Without doubt, the most popular of the saints is the Virgin Mary, the Mother of God: the one who gave God her humanity, so that he could become human, become one of us. Mary, then, incorporates everything that the icon incorporates: she became the place where God came to dwell. For nine months, as she bore Christ, the Godman, she was the place where God was dwelling among human kind. She became, quite literally, a living Temple, and remains the one who made God present in human form. She offers us her son as the God we are to worship; when she turns to God in prayer, she is turning to the one who is her son.
It is striking how, right from the beginning, in the second-century Protevangelium of James, reflection on Mary relates her to the Temple. In the Protevangelium, this is done in narrative form: Mary is brought up in the Temple; at the moment of the annunciation she is spinning the red and purple thread for the veil of the Temple, that will be rent in two at the moment of the crucifixion – as recorded in the Gospels. The Jewish Temple itself, and many of the objects found therein – the ark of the covenant, the rod of Aaron that burst into blossom, the jar containing the ointment – are seen as prefiguring the Virgin Mother of God: the Temple and the ark of the covenant, and the jar with the ointment, contain God as she contained in her womb the divine foetus; the rod that blossomed miraculously symbolizes the virginal conception and birth – the belief that Mary conceived and gave birth while still remaining a virgin.
What we see in narrative form in the Protevangelium of James takes on more lyrical form in the later hymns and songs to the Mother of God. The most famous of these songs is the so-called Akathist Hymn – akathistos being Greek for not standing, the hymn being generally sung in procession. One section of the Akathist goes thus:
We sing your offspring
and all raise to you our hymn
and all raise to you our hymn as a living temple, Mother of God.

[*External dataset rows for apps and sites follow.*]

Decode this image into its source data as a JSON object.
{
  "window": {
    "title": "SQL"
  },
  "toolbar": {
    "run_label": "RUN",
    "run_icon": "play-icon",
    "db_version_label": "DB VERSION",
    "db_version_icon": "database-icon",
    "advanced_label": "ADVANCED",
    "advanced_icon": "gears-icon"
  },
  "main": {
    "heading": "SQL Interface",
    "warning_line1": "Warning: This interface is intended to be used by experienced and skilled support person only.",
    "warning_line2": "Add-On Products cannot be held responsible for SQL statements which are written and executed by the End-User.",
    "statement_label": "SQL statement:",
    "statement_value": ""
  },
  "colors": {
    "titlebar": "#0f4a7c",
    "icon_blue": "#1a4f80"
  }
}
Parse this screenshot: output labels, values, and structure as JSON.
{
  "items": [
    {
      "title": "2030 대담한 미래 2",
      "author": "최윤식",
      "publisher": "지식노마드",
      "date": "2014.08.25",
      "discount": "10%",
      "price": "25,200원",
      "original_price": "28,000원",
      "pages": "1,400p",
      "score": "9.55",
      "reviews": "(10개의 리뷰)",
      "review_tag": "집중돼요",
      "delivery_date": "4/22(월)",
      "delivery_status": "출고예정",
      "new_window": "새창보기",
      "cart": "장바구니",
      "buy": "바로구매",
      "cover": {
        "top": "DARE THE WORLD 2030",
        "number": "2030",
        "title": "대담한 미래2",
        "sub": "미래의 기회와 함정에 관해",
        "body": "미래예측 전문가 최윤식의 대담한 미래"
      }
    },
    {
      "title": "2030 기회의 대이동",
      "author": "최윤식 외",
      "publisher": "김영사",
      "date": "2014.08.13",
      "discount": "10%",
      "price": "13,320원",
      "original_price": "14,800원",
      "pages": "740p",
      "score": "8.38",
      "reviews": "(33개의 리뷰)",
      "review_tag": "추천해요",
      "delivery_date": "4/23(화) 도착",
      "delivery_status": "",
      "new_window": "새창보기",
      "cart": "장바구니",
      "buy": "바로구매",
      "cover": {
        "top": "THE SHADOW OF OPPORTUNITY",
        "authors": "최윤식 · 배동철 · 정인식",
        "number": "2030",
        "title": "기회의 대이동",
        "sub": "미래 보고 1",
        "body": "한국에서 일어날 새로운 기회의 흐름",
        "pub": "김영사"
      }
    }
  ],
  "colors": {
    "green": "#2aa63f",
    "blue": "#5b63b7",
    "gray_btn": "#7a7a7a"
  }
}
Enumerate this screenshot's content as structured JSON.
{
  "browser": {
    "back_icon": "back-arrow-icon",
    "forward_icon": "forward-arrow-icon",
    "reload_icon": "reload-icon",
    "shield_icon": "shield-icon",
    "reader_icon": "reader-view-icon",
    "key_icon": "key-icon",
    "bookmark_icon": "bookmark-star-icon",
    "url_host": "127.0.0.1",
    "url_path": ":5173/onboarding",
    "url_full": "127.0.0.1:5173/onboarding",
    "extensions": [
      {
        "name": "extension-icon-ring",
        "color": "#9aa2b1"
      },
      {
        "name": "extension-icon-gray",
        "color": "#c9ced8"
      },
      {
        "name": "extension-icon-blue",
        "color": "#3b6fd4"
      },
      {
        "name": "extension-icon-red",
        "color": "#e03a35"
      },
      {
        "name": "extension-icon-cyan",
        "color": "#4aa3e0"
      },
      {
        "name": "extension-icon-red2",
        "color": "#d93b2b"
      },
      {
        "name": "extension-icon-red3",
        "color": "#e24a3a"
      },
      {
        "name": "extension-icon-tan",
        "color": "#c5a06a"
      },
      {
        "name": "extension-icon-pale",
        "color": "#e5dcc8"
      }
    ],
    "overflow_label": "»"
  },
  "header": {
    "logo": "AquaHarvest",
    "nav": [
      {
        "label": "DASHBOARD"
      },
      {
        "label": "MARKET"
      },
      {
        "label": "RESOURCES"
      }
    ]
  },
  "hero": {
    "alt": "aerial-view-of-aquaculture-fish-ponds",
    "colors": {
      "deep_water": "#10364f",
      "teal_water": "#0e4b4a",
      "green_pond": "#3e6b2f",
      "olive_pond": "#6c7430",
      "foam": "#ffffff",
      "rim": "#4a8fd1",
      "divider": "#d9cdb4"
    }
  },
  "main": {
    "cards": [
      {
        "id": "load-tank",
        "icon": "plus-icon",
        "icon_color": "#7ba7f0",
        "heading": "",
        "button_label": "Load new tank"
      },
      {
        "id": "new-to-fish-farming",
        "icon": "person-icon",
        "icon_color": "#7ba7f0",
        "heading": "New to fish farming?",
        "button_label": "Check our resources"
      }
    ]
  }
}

For having dwelt in your womb,
the Lord who holds all things in his hand
sanctified, glorified you, and taught
all to cry out to you:
Hail, tabernacle of God the Word,
Hail, greater Holy of Holies.
Hail, Ark gilded by the Spirit,
Hail, inexhaustible treasure of life.
Hail, precious diadem of Orthodox kings,
Hail, honoured boast of devout priests.
Hail, unshakeable tower of the Church,
Hail, unbreachable wall of the kingdom.
Hail, through whom trophies are raised,
Hail, through whom enemies fall.
Hail, healing of my flesh,
Hail, salvation of my soul.
Hail, Bride without bridegroom.
Icons of the Virgin Mary, the Mother of God, explore visually the way in which she relates to her son and also to us. Two of the earliest forms depict the Mother of God holding Christ in one arm (usually the left) and pointing to him with her hand (usually the right); this is the Mother of God Hodigitria, the one who points to the way to Christ, who is the Way (hodos in Greek), the Truth and the Life. Another early form presents the Mother of God seated on a throne holding Christ in her lap; often she is flanked by saints. Again she presents her son to the world for worship and entreaty.
In both these types of icons, the Mother of God is represented as a majestic figure. Later on in the Byzantine period different forms of icons of the Mother of God develop (though often enough there seems to be little correlation between inscriptions on icons and different iconographic types: the Virgin Hodigitria can be inscribed Pammakaristos, all-blessed, or Eleousa, merciful). These include the Virgin Galaktotrophousa (the nursing mother), Glykophilousa (kissing, or embracing, the infant Christ) and Eleousa (merciful, both, I think, looking with compassion on her son who is to die, and with an expression manifesting her mercy towards us). These developments represent the Mother of God more tenderly.
Speaking of Mary, was she really a virgin if Jesus had siblings or was John the Just a sorta step-brother?